━━ Provided data ━━

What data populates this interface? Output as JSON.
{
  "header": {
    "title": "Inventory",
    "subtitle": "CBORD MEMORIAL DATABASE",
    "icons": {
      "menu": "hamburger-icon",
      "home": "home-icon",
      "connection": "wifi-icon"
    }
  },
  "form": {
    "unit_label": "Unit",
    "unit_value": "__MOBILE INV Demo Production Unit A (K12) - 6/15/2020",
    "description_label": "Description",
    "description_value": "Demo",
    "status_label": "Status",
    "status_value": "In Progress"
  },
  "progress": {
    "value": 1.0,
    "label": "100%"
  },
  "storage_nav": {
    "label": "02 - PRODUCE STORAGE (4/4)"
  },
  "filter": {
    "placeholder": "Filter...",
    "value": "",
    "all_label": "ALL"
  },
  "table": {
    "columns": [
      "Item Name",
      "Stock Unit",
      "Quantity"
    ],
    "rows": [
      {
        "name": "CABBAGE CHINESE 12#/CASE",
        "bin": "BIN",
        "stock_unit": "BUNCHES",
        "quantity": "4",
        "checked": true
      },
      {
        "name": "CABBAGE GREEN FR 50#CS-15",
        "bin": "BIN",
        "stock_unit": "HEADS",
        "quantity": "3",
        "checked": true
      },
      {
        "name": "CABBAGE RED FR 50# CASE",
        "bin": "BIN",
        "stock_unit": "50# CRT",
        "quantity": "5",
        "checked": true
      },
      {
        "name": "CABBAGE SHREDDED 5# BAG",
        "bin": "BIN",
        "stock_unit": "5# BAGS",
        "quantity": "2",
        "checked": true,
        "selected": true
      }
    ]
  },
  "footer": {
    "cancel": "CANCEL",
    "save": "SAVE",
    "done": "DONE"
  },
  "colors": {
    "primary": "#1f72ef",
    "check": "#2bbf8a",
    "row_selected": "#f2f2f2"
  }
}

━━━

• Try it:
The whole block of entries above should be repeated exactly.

• Solution:
What data populates this interface? Output as JSON.
{
  "header": {
    "title": "Inventory",
    "subtitle": "CBORD MEMORIAL DATABASE",
    "icons": {
      "menu": "hamburger-icon",
      "home": "home-icon",
      "connection": "wifi-icon"
    }
  },
  "form": {
    "unit_label": "Unit",
    "unit_value": "__MOBILE INV Demo Production Unit A (K12) - 6/15/2020",
    "description_label": "Description",
    "description_value": "Demo",
    "status_label": "Status",
    "status_value": "In Progress"
  },
  "progress": {
    "value": 1.0,
    "label": "100%"
  },
  "storage_nav": {
    "label": "02 - PRODUCE STORAGE (4/4)"
  },
  "filter": {
    "placeholder": "Filter...",
    "value": "",
    "all_label": "ALL"
  },
  "table": {
    "columns": [
      "Item Name",
      "Stock Unit",
      "Quantity"
    ],
    "rows": [
      {
        "name": "CABBAGE CHINESE 12#/CASE",
        "bin": "BIN",
        "stock_unit": "BUNCHES",
        "quantity": "4",
        "checked": true
      },
      {
        "name": "CABBAGE GREEN FR 50#CS-15",
        "bin": "BIN",
        "stock_unit": "HEADS",
        "quantity": "3",
        "checked": true
      },
      {
        "name": "CABBAGE RED FR 50# CASE",
        "bin": "BIN",
        "stock_unit": "50# CRT",
        "quantity": "5",
        "checked": true
      },
      {
        "name": "CABBAGE SHREDDED 5# BAG",
        "bin": "BIN",
        "stock_unit": "5# BAGS",
        "quantity": "2",
        "checked": true,
        "selected": true
      }
    ]
  },
  "footer": {
    "cancel": "CANCEL",
    "save": "SAVE",
    "done": "DONE"
  },
  "colors": {
    "primary": "#1f72ef",
    "check": "#2bbf8a",
    "row_selected": "#f2f2f2"
  }
}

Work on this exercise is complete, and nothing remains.